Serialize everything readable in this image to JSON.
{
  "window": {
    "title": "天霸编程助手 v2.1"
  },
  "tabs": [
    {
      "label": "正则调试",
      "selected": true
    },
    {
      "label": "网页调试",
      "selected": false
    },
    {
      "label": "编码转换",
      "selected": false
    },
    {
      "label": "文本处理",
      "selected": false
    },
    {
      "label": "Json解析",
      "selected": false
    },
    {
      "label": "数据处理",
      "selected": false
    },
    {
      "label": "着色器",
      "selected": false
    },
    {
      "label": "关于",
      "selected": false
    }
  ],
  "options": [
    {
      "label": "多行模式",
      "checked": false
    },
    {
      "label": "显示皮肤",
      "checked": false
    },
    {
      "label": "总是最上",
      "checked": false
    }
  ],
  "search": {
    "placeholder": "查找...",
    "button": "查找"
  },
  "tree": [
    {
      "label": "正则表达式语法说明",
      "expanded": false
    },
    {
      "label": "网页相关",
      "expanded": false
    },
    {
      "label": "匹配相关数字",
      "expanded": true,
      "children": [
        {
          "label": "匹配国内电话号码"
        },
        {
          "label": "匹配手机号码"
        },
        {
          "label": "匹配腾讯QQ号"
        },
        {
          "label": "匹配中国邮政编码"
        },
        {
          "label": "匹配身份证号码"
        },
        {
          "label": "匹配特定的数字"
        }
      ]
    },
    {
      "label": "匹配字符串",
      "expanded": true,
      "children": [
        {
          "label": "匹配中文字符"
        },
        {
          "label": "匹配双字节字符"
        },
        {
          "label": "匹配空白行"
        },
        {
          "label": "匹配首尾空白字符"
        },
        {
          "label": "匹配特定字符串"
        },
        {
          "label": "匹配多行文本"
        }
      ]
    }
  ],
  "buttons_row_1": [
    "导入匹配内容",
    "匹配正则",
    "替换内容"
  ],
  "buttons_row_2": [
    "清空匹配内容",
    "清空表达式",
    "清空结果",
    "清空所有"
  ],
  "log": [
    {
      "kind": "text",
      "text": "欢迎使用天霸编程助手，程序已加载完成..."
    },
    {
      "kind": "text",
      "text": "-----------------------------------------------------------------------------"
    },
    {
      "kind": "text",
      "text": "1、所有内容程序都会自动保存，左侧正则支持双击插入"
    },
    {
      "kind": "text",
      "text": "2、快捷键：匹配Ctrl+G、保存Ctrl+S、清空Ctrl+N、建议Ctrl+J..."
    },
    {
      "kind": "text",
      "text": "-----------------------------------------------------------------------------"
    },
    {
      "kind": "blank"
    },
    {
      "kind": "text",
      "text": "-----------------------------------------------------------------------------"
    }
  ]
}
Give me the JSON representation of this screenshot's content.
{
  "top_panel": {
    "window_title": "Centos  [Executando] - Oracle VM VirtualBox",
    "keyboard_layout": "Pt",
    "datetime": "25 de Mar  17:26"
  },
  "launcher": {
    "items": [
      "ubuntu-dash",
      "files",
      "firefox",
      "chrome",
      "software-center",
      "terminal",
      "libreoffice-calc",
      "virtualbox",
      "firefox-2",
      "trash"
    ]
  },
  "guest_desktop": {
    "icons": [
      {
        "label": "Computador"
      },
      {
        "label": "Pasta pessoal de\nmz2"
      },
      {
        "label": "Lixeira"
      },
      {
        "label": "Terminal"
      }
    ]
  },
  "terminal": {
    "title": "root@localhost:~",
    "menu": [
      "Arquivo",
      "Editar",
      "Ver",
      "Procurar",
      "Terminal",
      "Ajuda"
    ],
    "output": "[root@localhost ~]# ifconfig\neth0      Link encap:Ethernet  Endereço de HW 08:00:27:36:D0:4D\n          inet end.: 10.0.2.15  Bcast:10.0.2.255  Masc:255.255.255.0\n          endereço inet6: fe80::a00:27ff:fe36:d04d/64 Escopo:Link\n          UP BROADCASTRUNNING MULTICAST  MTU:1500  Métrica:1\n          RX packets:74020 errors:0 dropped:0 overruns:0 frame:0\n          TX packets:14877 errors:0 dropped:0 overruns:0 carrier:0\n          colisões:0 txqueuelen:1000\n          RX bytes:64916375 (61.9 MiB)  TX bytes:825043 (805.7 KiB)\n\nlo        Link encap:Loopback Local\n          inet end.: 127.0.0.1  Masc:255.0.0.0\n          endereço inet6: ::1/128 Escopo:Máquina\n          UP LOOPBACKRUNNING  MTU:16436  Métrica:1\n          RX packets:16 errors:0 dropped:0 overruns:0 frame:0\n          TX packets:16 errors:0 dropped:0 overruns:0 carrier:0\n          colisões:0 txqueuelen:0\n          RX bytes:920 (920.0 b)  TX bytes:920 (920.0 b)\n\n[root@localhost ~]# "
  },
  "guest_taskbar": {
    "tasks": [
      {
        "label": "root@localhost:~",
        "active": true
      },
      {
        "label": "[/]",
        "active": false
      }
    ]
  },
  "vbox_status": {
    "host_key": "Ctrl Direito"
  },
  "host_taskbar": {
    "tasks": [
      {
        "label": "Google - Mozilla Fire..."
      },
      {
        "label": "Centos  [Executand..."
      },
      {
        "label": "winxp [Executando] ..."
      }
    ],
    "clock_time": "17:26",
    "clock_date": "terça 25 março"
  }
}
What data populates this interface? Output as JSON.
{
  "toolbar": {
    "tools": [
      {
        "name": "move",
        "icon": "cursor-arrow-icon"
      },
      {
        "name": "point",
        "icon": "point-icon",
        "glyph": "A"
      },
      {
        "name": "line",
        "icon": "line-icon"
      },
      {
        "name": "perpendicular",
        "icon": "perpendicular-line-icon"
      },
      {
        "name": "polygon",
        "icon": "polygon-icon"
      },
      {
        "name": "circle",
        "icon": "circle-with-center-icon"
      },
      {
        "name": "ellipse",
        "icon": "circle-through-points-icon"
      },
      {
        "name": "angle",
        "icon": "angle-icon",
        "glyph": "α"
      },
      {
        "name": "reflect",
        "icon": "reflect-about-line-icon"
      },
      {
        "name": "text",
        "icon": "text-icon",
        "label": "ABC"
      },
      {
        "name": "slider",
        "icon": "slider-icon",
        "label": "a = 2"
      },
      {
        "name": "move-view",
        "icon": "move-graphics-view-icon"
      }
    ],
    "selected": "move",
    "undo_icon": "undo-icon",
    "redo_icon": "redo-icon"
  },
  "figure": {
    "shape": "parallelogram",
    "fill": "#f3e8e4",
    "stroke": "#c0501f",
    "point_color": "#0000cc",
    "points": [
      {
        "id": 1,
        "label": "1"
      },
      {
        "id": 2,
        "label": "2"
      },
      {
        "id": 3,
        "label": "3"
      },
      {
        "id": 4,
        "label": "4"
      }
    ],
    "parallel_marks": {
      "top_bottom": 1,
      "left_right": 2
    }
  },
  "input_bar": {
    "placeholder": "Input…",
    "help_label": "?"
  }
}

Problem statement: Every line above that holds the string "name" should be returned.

Written response:
        "name": "move",
        "name": "point",
        "name": "line",
        "name": "perpendicular",
        "name": "polygon",
        "name": "circle",
        "name": "ellipse",
        "name": "angle",
        "name": "reflect",
        "name": "text",
        "name": "slider",
        "name": "move-view",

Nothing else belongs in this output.